§ EXERCISE OBJECTIVE
Each line of the data below holding the word "Paris" must be copied.

Excerpts from an interface dataset:
⟨

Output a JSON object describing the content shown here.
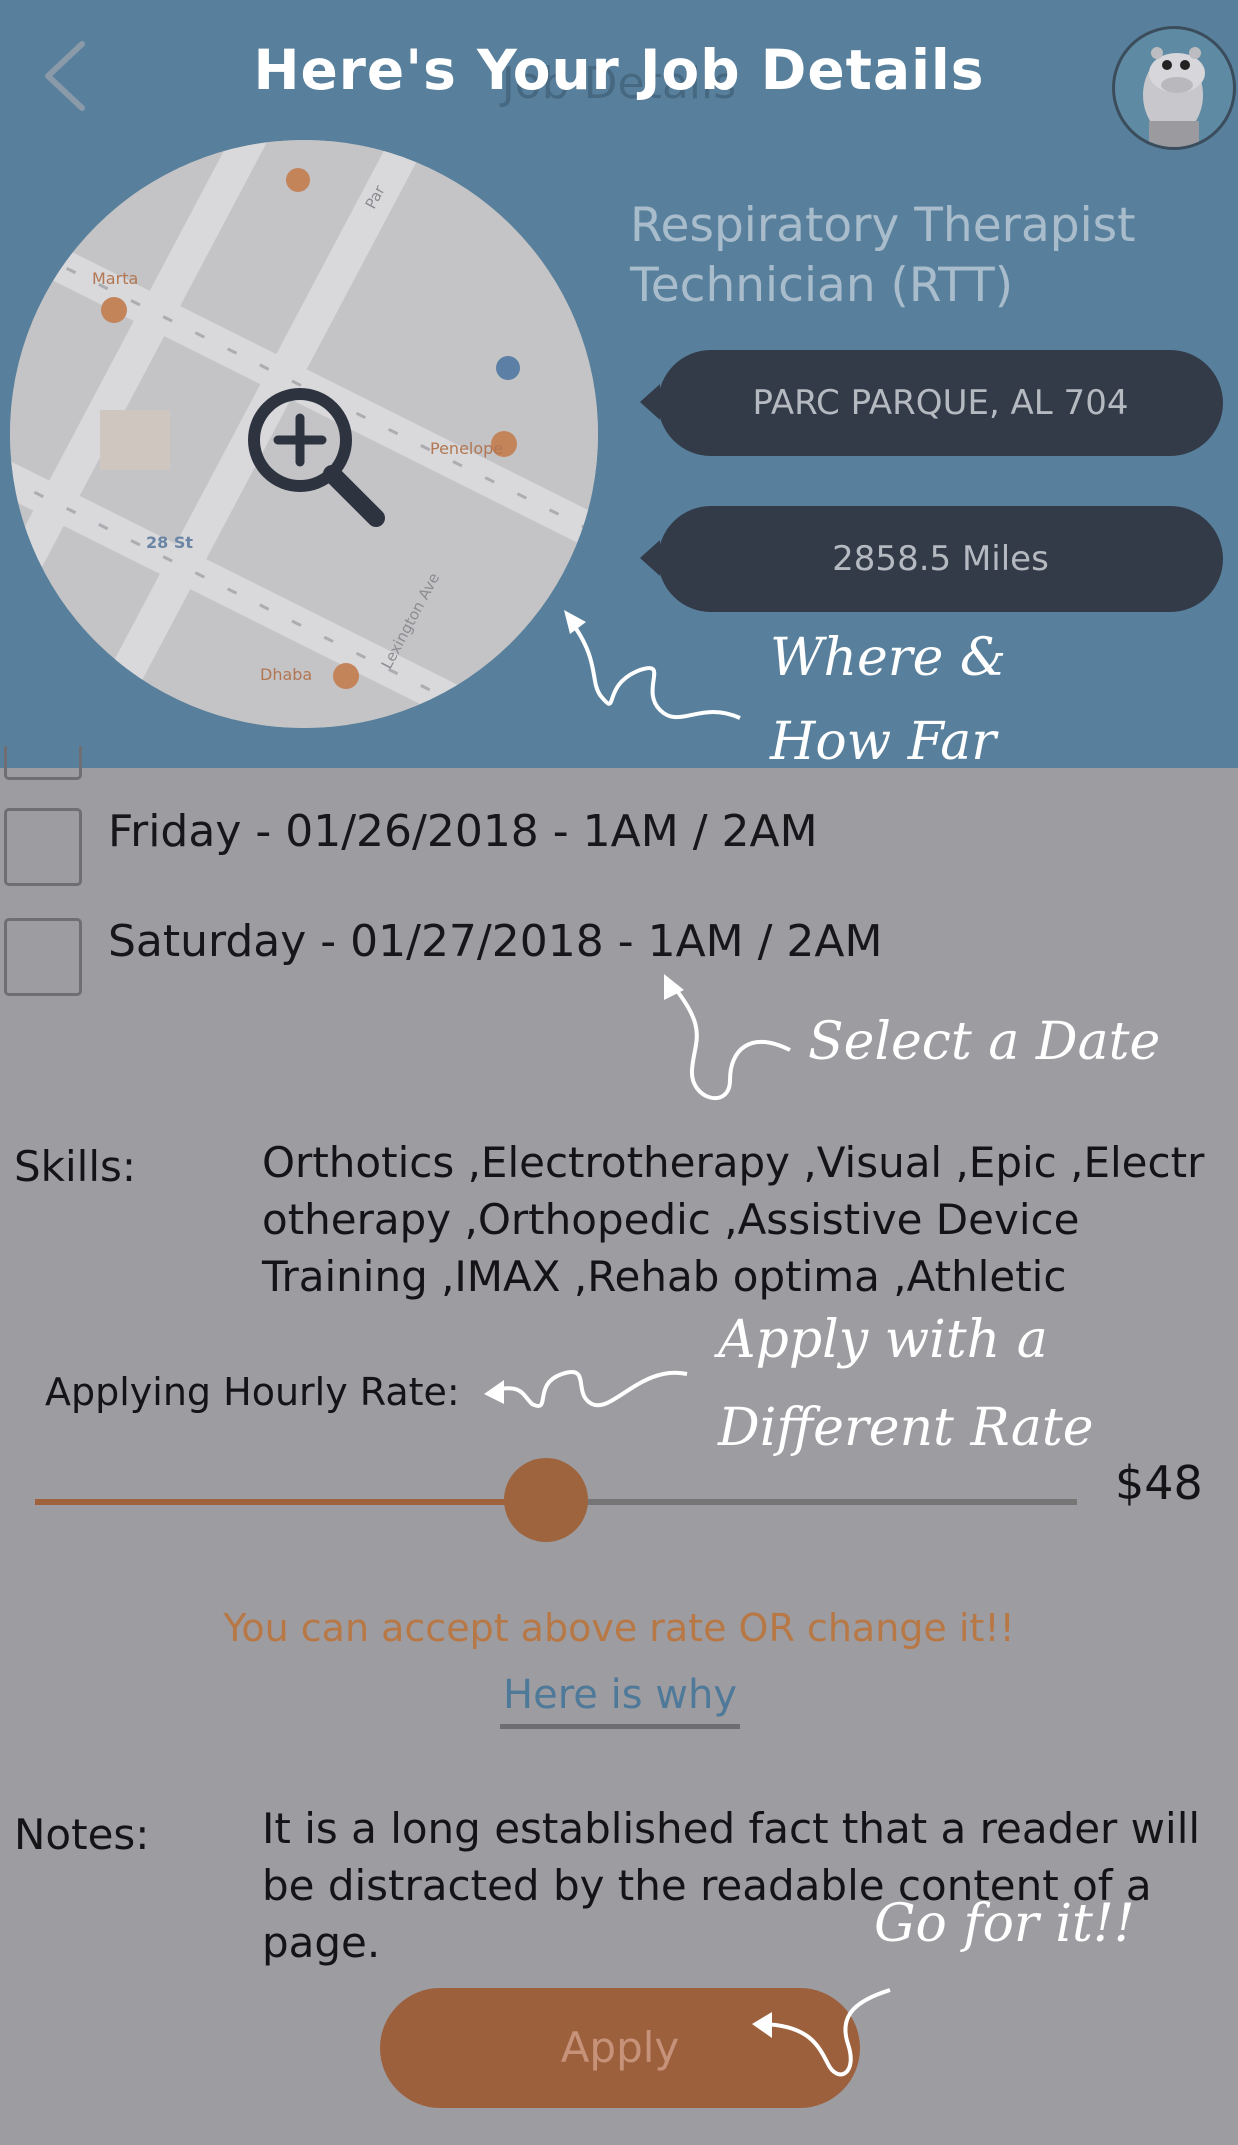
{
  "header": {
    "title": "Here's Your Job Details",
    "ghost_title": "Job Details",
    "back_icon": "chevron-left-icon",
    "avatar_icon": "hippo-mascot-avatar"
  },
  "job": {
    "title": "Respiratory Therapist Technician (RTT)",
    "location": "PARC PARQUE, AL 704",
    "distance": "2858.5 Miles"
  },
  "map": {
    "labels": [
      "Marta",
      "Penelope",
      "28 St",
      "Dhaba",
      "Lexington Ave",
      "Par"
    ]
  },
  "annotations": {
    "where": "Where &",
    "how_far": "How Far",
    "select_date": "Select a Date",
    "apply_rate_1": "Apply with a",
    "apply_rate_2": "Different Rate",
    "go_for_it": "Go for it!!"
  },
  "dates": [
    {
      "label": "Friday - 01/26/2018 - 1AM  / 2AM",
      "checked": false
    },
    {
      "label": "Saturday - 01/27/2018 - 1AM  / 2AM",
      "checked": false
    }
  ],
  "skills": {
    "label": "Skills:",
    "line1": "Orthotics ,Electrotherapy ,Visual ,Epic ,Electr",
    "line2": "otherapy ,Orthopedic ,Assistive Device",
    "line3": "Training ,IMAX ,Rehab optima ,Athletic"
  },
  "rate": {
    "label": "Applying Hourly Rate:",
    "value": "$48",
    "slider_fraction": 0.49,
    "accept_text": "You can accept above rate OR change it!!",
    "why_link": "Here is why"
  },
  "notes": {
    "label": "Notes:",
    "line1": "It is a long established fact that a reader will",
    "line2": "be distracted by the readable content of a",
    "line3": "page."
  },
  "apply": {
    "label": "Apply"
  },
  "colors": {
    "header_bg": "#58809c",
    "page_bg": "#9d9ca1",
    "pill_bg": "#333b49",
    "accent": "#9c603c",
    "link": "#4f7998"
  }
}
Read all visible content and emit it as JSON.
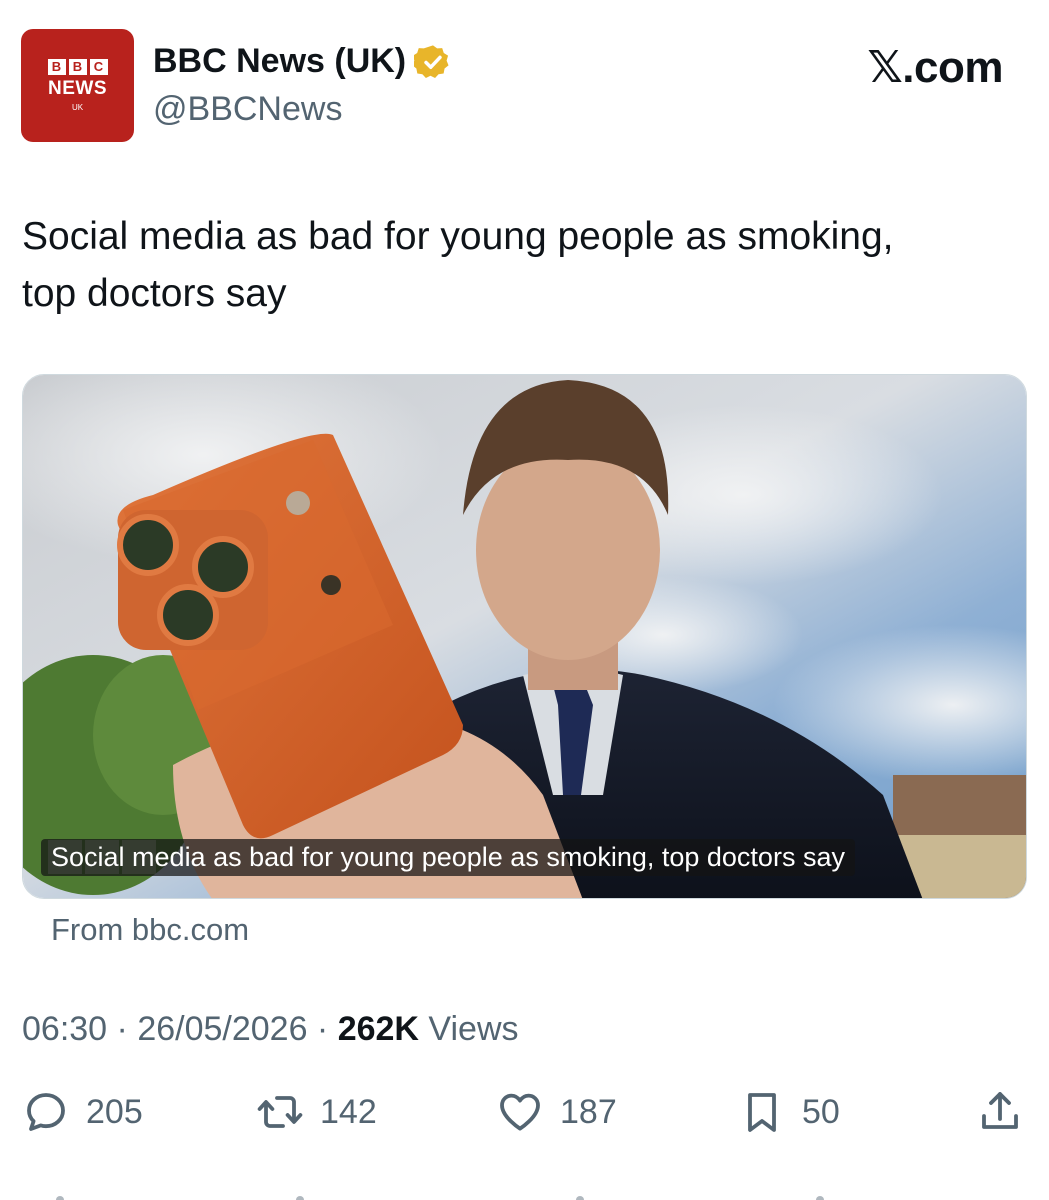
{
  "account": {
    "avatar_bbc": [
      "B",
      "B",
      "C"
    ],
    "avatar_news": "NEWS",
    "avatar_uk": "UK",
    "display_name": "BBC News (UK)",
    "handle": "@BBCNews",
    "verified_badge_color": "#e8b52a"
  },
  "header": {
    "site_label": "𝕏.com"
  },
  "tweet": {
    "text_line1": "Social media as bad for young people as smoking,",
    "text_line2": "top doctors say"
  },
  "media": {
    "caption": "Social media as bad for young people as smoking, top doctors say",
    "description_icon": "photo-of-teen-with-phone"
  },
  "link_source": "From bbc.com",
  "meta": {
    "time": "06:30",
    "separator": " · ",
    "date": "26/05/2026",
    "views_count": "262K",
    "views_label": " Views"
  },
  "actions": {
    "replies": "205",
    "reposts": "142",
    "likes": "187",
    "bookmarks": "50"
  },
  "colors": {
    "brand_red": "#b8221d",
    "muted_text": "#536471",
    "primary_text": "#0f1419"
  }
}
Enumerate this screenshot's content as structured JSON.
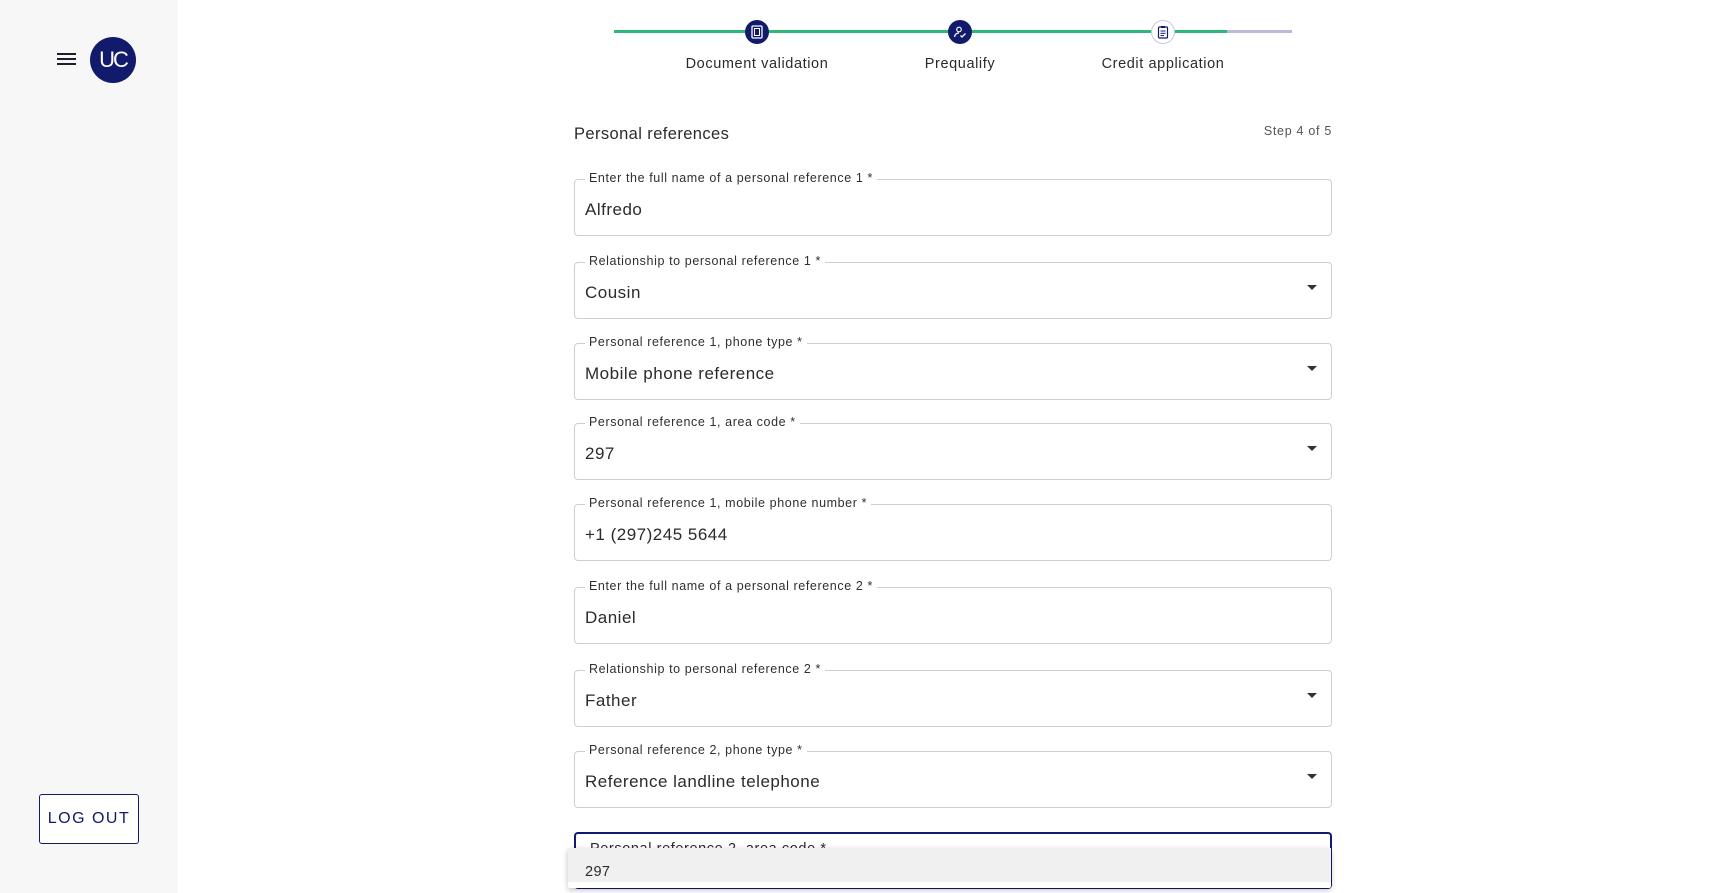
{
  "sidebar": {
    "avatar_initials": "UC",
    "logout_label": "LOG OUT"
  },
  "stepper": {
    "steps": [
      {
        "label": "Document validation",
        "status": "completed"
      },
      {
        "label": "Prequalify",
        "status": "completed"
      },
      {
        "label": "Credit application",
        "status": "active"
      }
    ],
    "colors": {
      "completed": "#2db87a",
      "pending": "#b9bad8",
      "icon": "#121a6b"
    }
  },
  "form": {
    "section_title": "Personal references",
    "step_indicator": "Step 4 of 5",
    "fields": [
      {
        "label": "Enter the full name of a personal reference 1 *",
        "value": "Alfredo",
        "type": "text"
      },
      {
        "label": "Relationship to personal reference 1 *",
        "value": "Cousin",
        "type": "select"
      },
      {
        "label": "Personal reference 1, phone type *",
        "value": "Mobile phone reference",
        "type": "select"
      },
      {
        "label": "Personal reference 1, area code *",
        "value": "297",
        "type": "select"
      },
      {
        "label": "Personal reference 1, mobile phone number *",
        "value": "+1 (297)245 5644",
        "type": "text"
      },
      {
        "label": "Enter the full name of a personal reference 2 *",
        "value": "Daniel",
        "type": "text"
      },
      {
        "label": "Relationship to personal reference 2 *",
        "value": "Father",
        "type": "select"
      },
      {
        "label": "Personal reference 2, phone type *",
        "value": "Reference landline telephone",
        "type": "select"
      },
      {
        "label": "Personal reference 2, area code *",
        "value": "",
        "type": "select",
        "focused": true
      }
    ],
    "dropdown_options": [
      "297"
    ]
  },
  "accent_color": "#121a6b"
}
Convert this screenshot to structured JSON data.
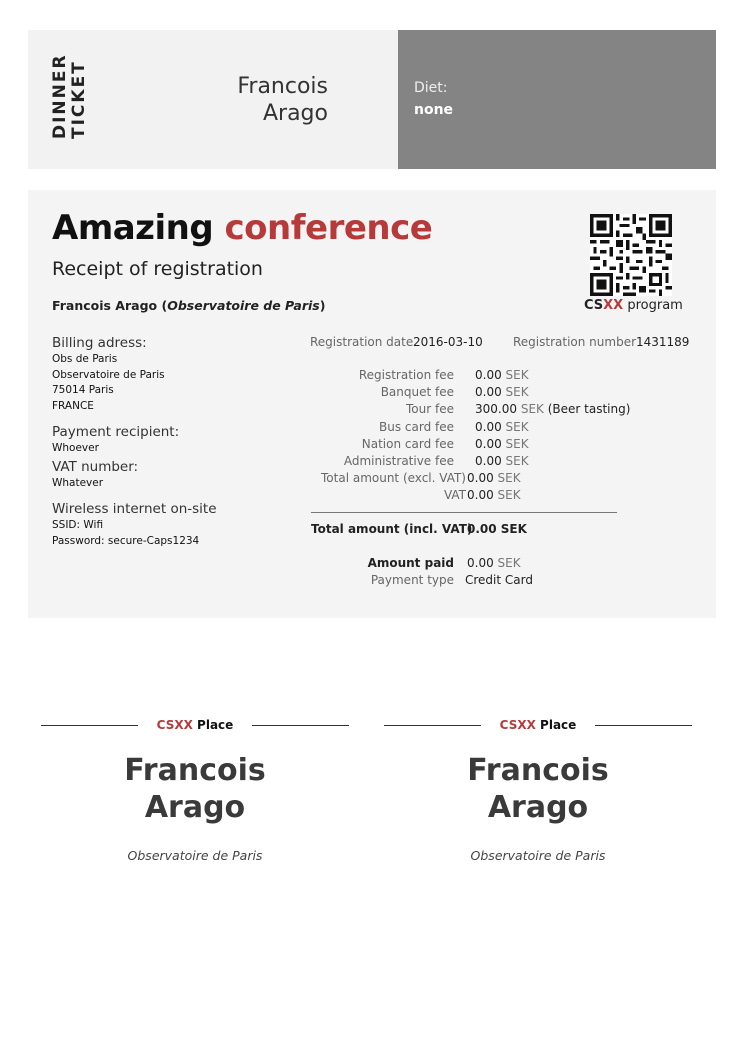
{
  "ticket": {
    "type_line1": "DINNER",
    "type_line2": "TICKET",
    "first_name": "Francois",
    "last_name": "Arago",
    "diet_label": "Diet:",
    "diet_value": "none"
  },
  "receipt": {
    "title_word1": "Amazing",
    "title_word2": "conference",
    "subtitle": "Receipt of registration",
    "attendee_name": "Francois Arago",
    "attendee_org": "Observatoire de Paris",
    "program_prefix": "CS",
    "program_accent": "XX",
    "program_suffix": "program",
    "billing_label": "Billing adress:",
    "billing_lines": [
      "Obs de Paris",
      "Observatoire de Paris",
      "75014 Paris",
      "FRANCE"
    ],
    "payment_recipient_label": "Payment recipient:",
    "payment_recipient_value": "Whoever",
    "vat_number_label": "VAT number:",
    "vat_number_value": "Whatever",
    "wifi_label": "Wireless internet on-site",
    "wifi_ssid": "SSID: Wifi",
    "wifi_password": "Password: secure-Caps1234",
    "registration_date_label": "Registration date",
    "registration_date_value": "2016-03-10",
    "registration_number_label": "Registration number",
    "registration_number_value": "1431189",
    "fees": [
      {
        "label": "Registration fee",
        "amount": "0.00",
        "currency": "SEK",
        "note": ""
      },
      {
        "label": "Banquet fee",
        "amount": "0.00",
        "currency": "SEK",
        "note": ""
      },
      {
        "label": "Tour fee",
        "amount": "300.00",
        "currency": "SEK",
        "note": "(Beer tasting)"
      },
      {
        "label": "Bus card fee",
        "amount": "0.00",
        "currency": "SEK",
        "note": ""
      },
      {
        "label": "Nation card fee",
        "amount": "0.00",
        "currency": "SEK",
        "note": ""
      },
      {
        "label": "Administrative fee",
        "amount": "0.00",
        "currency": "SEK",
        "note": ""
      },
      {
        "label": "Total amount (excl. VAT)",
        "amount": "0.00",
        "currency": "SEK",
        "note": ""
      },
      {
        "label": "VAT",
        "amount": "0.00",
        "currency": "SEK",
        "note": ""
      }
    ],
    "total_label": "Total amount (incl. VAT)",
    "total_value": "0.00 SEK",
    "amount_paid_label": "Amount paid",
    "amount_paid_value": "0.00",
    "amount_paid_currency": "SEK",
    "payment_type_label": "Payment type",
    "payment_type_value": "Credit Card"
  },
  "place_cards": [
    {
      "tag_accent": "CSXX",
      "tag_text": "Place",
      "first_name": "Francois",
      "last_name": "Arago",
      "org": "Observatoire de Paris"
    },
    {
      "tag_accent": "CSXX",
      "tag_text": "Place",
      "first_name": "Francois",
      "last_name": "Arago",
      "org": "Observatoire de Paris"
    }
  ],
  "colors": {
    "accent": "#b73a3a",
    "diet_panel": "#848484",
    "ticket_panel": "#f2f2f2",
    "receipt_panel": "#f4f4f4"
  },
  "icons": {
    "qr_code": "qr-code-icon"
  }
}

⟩

§ SOLVED PROBLEM
    "attendee_org": "Observatoire de Paris",
      "Obs de Paris",
      "Observatoire de Paris",
      "75014 Paris",
      "org": "Observatoire de Paris"
      "org": "Observatoire de Paris"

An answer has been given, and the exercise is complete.